But when they saw Lima’s streets covered with yellow decorations and street vendors (many of them dressed in yellow from head to toe) displaying yellow panties on one arm and yellow briefs on the other – all carefully arranged according to size, my friends quickly changed their minds.

‘Give us two of those,’ they said to the street vendor standing outside a supermarket.

The short woman quickly eyed their body contours and handed the gringo twins the yellow briefs.

‘Why yellow?’ they asked.

‘It brings you good luck in the New Year,’ she replied, before wandering down the street waving yellow underwear at people like magic wands, with her tiny daughter clinging onto her skirt. The youngster could barely keep hold of her yellow melting popsicle.

I cautioned them, ‘You’ll have to slip into your new yellow underwear just before midnight.’

Bewilderment clouded their faces.

Photo by: Roxana Olivera

At a friend’s house, where we were to ring in the New Year, yellow roses and a crisp yellow linen tablecloth adorned the dining table. Rounds of Pisco Sours and empanadas were served. My gringo friends shared their travelling plans, which included the Gold Museum and, of course, Machu Picchu. Our host recommended a few beaches in Lima which, few people know, offer world-class surfing. She also told them not to leave Peru without seeing Huaráz – in the highlands. Others advised them not to miss the Amazon. The conversation kept my twin friends entertained.

Just before midnight everyone at the celebration suddenly bolted from the table and headed for a washroom, an empty bedroom or a hidden corner. Doors opened and closed, shoes stomped on the floor. Some guests even went under the dining-room table to slip into their new yellow underwear. Murray and Fraser went to the kitchen where, despite being joined by strangers and stumbling upon our host’s dog, which was also sporting yellow pet-underwear, they did as everyone else.

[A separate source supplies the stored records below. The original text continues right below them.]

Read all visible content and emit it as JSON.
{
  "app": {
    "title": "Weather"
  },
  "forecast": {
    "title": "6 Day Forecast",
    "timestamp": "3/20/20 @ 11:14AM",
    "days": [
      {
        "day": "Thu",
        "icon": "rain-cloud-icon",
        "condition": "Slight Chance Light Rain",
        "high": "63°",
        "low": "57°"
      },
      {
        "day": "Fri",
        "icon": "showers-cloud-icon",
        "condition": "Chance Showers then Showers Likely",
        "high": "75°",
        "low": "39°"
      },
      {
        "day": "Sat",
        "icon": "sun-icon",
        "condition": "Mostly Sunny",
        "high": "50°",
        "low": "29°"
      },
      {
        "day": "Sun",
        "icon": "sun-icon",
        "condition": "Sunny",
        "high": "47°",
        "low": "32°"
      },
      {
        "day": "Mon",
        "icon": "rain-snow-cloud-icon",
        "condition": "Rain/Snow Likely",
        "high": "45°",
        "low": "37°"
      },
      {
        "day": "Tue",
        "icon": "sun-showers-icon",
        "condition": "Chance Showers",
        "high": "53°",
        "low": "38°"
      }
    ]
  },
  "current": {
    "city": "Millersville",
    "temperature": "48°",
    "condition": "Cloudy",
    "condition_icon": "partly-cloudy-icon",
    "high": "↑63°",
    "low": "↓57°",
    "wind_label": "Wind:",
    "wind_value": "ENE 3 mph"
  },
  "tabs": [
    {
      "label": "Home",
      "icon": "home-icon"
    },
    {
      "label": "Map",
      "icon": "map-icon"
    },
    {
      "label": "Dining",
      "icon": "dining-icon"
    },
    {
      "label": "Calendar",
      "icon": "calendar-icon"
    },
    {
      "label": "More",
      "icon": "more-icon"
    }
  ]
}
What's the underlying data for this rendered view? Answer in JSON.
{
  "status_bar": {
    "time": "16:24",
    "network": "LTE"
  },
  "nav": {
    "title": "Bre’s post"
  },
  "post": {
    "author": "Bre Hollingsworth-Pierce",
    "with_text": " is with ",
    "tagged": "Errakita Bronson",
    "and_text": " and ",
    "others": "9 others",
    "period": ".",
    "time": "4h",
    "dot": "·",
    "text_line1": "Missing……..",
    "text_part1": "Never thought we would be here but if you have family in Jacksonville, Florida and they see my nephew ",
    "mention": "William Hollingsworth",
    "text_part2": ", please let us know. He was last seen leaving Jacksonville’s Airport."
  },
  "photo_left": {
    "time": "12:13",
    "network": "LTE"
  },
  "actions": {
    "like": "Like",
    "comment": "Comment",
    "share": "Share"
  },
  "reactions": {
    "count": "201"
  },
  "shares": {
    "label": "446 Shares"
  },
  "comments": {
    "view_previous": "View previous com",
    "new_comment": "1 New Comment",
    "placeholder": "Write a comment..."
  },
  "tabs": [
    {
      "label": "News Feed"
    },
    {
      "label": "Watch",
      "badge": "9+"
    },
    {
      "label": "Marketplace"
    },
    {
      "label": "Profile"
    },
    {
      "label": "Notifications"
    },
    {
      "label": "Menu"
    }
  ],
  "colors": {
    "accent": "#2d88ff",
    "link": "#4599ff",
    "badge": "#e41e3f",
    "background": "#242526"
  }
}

Now in fresh yellow underwear, everyone rushed back to the table to drink their glass of champagne, eat 12 grapes, make 12 wishes (one for each grape) and embrace everyone around them – all to be accomplished in 60 seconds.

The holiday excitement had just begun.

On the street an elderly woman ran around the block, an old empty suitcase behind her. Young couples embraced under the park’s trees. A man in his fifties counted his money inside his car. Teenagers burned old tyres and set off firecrackers, children searched for their parents. The Peruvian President (well, a stuffed dummy to symbolize Mr Old Year) was paraded around the neighbourhood before being set on fire.

And, in the midst of this madness, my friends greeted visitors who kept arriving by the dozen.

The celebration lasted until the early hours of the New Year.

Photo by: Roxana Olivera

Peruvians take this crazy tradition very seriously. When the clock strikes midnight, you have to be out of your old underwear and inside your new yellow pair. To be lucky, the underpants must always be brand new. If you get them as a present, it is supposed to bring you extra luck. And what you do exactly at midnight, I was told as a child, offers a snapshot representation of what you will do in the New Year. So if you want to travel in the New Year, you take your suitcase around the block. If you want wealth, you count your money. If you want to keep your lover, you better have him or her nearby at midnight. And if you want to overcome the bad things that happened in the previous year, you burn Mr Old Year.

For our upcoming trip to Peru, I told my 78-year-old Canadian friend Berthe to pack brand new yellow underwear.

‘I don’t have yellow underwear,’ she declared.

I told her not to worry, that we could get her a new pair in Lima.

‘But I don’t need yellow underwear!’ she fired back.

As I tried to convey to her the significance of the brand-new-yellow-underwear-for-good-luck-on-New-Year custom, she eyed me with suspicion and told me in her native French that I was ‘vachement folle’ (really crazy). I thought about explaining why Peruvians count money and carry suitcases around at midnight, but after reflection decided to keep that little part of the New Year’s celebration to myself.

Originally from Peru, Roxana Olivera is a Canadian journalist now living in Toronto.